You are recorded, numbered and checked at your local office.

There is more than enough lack of transparency and this attempt to distort political outcomes should be banned.

It is yet another unacceptable development in the world of social media where attempts to manipulate and influence people should be better monitored and prevented.

Be honest, vote in line with your convictions to influence developments nationally and locally but not to distort outcomes.

Rennie Fry

via email

Look after our people first

Having watched recent TV debates, I am still going to vote UKIP.

Why does Paul Nuttall get stick for saying it as it is on immigration? Our infrastructure just cannot sustain current levels. More houses equals more roads, cars and other transport.

More houses also means more gas, water, drainage and sewage, more electric... We have fewer police, not enough hospitals and schools.

On employment, we have 1.6 million out of work.

Get these numbers to under 500,000 first. Get a work ethic back here.

If someone gets, for example, £200 to £300 benefits, they must be made to go to work.

If the job pays less, then subsidise with smaller benefit. This would cut welfare costs.

If they don’t take a job, stop benefits, no more something for nothing.

We also have to drastically cut overseas aid and save about £8bn. Spend this on the NHS, police, other services, creating work here.

A sum of, say, £1bn could be set aside to help countries in times of flooding and earthquakes etc.

Too much of the aid is wasted.

When will people realise, we have to get our people looked after first?

Other countries should step up to the plate.

Finally, on benefits. It’s time to stop/reduce benefits after the third child. Why does society have to look after benefits machines?

The pension should not be cut. After all, people like myself have worked over 47 years and contributed, unlike some who choose not to bother trying to work.


via email

Beware of

dog thieves

Now that the weather has improved, I have noticed more people are taking their dogs out shopping with them and leaving them tied up outside shops unattended while they do their shopping.

If this is something you do, then please be aware that thieves can take your dog in full view of the public without anyone knowing they are not the owner.

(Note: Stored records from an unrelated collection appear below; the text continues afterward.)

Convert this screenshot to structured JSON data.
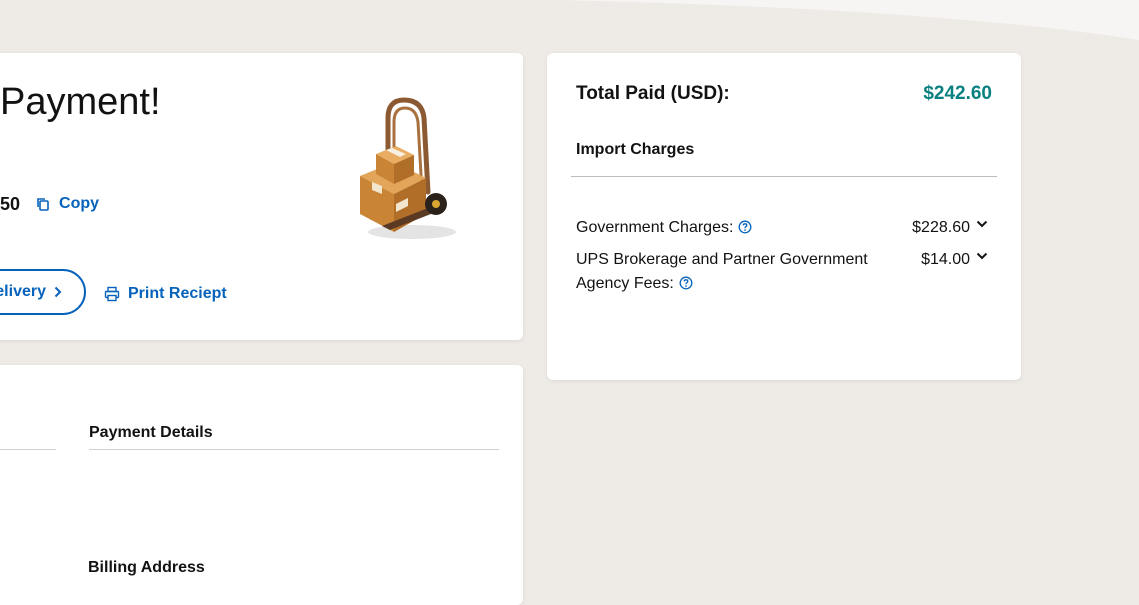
{
  "confirmation": {
    "headline": "Payment!",
    "tracking_number_tail": "50",
    "copy_label": "Copy",
    "delivery_button_label": "elivery",
    "print_label": "Print Reciept"
  },
  "details": {
    "payment_details_title": "Payment Details",
    "billing_address_title": "Billing Address"
  },
  "summary": {
    "total_label": "Total Paid (USD):",
    "total_value": "$242.60",
    "import_charges_title": "Import Charges",
    "charges": [
      {
        "label": "Government Charges:",
        "amount": "$228.60"
      },
      {
        "label": "UPS Brokerage and Partner Government Agency Fees:",
        "amount": "$14.00"
      }
    ]
  },
  "icons": {
    "copy": "copy-icon",
    "print": "printer-icon",
    "help": "question-circle-icon",
    "chevron_down": "chevron-down-icon",
    "chevron_right": "chevron-right-icon",
    "illustration": "hand-truck-boxes-illustration"
  },
  "colors": {
    "accent_blue": "#0662bb",
    "total_teal": "#0a8080",
    "background": "#eeeae6"
  }
}
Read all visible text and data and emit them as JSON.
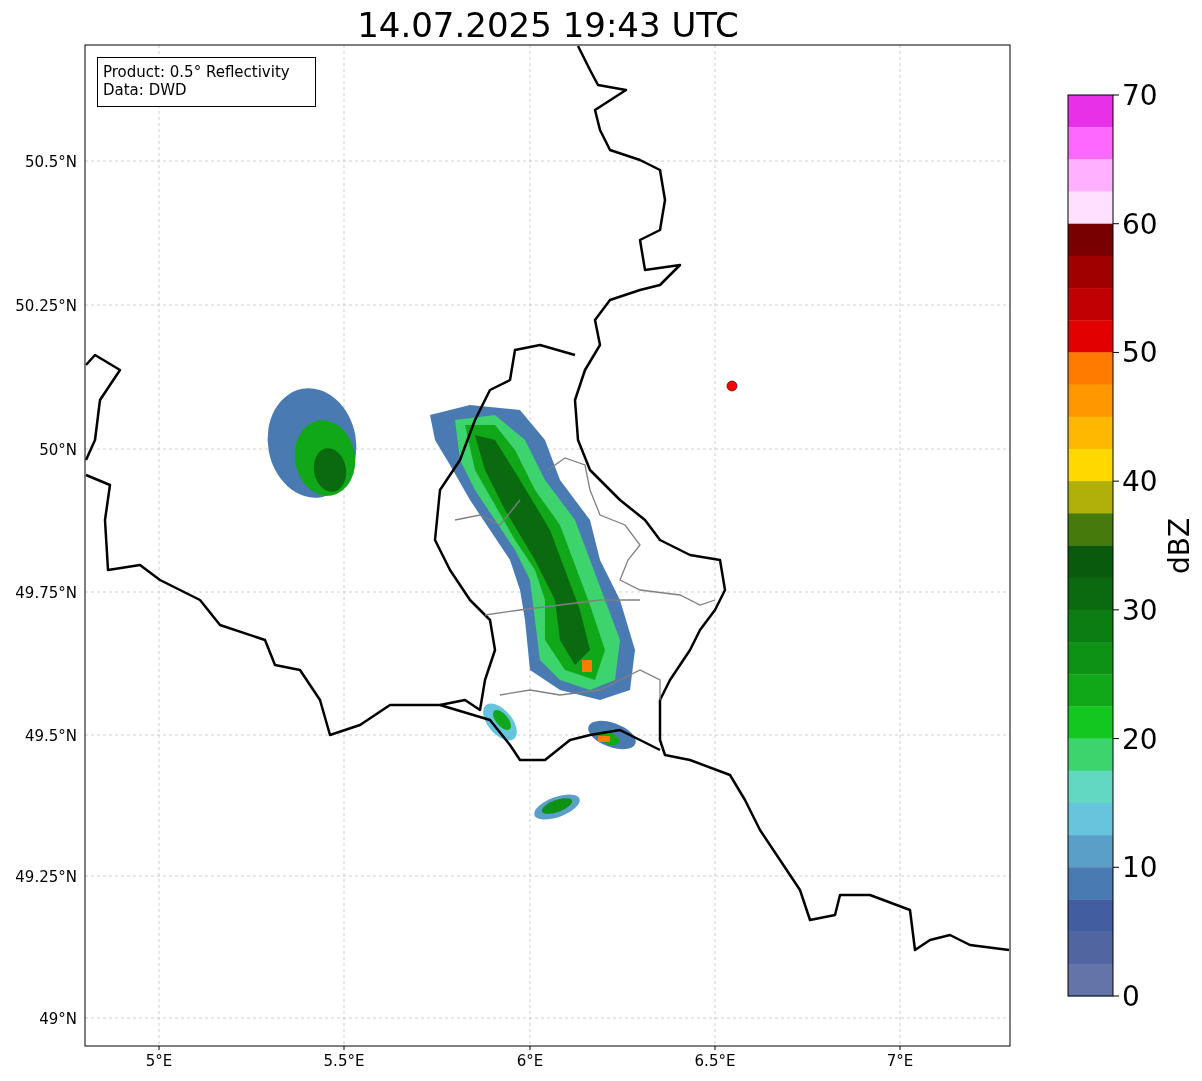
{
  "title": "14.07.2025 19:43 UTC",
  "legend": [
    "Product: 0.5° Reflectivity",
    "Data: DWD"
  ],
  "map": {
    "lon_ticks": [
      "5°E",
      "5.5°E",
      "6°E",
      "6.5°E",
      "7°E"
    ],
    "lat_ticks": [
      "50.5°N",
      "50.25°N",
      "50°N",
      "49.75°N",
      "49.5°N",
      "49.25°N",
      "49°N"
    ]
  },
  "colorbar": {
    "label": "dBZ",
    "ticks": [
      "70",
      "60",
      "50",
      "40",
      "30",
      "20",
      "10",
      "0"
    ],
    "bands": [
      {
        "color": "#e830e8"
      },
      {
        "color": "#ff68ff"
      },
      {
        "color": "#ffb0ff"
      },
      {
        "color": "#ffe0ff"
      },
      {
        "color": "#780000"
      },
      {
        "color": "#a00000"
      },
      {
        "color": "#c00000"
      },
      {
        "color": "#e30000"
      },
      {
        "color": "#ff7c00"
      },
      {
        "color": "#ff9800"
      },
      {
        "color": "#ffb800"
      },
      {
        "color": "#ffd800"
      },
      {
        "color": "#b0b00a"
      },
      {
        "color": "#467a0c"
      },
      {
        "color": "#0a5a0e"
      },
      {
        "color": "#0a6a10"
      },
      {
        "color": "#0c7d12"
      },
      {
        "color": "#0e9215"
      },
      {
        "color": "#10a818"
      },
      {
        "color": "#12c71f"
      },
      {
        "color": "#3dd46e"
      },
      {
        "color": "#62d8c3"
      },
      {
        "color": "#68c4dc"
      },
      {
        "color": "#5a9fc7"
      },
      {
        "color": "#4a7ab2"
      },
      {
        "color": "#425da0"
      },
      {
        "color": "#5166a0"
      },
      {
        "color": "#6474a8"
      }
    ]
  }
}
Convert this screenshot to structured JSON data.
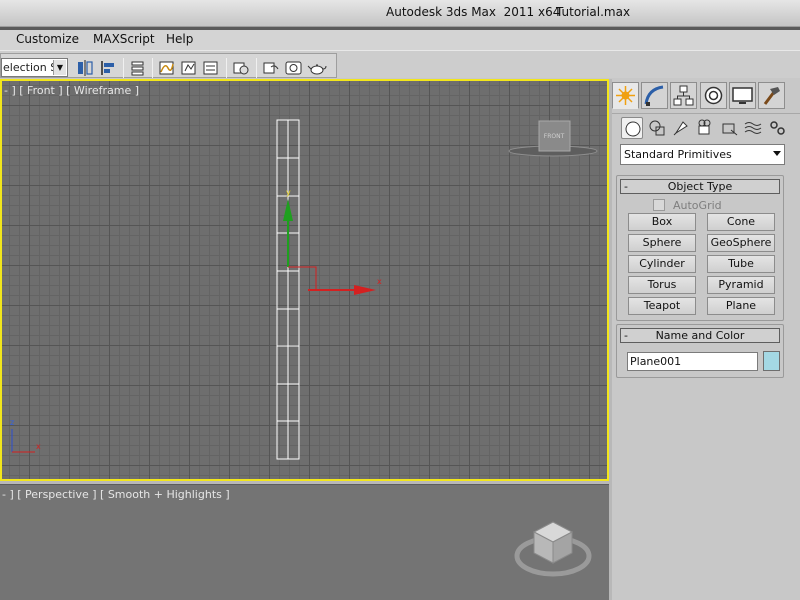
{
  "titlebar": {
    "app_title": "Autodesk 3ds Max  2011 x64",
    "file_title": "Tutorial.max"
  },
  "menu": {
    "items": [
      "Customize",
      "MAXScript",
      "Help"
    ]
  },
  "toolbar": {
    "selection_set": "election Se",
    "icons": [
      "mirror-icon",
      "align-icon",
      "layer-manager-icon",
      "curve-editor-icon",
      "schematic-view-icon",
      "material-editor-icon",
      "render-setup-icon",
      "rendered-frame-window-icon",
      "render-production-icon",
      "render-teapot-icon"
    ]
  },
  "viewports": {
    "front": {
      "label": "- ] [ Front ] [ Wireframe ]",
      "viewcube": "FRONT",
      "gizmo_x": "x",
      "gizmo_y": "y",
      "axis_x": "x",
      "axis_z": "z"
    },
    "perspective": {
      "label": "- ] [ Perspective ] [ Smooth + Highlights ]"
    }
  },
  "command_panel": {
    "tabs": [
      "create-tab",
      "modify-tab",
      "hierarchy-tab",
      "motion-tab",
      "display-tab",
      "utilities-tab"
    ],
    "subcategories": [
      "geometry",
      "shapes",
      "lights",
      "cameras",
      "helpers",
      "space-warps",
      "systems"
    ],
    "primitive_type": "Standard Primitives",
    "object_type": {
      "title": "Object Type",
      "autogrid": "AutoGrid",
      "buttons": [
        "Box",
        "Cone",
        "Sphere",
        "GeoSphere",
        "Cylinder",
        "Tube",
        "Torus",
        "Pyramid",
        "Teapot",
        "Plane"
      ]
    },
    "name_and_color": {
      "title": "Name and Color",
      "name_value": "Plane001",
      "color": "#a4d8e4"
    }
  },
  "colors": {
    "active_viewport_border": "#f2e61b",
    "gizmo_x": "#d42020",
    "gizmo_y": "#1ea01e",
    "wireframe": "#ffffff"
  }
}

Please consider leaving your beloved pet in the safety of its own home in future when you go out shopping.

It’s just not worth the risk.

Josephine Harwood

Address supplied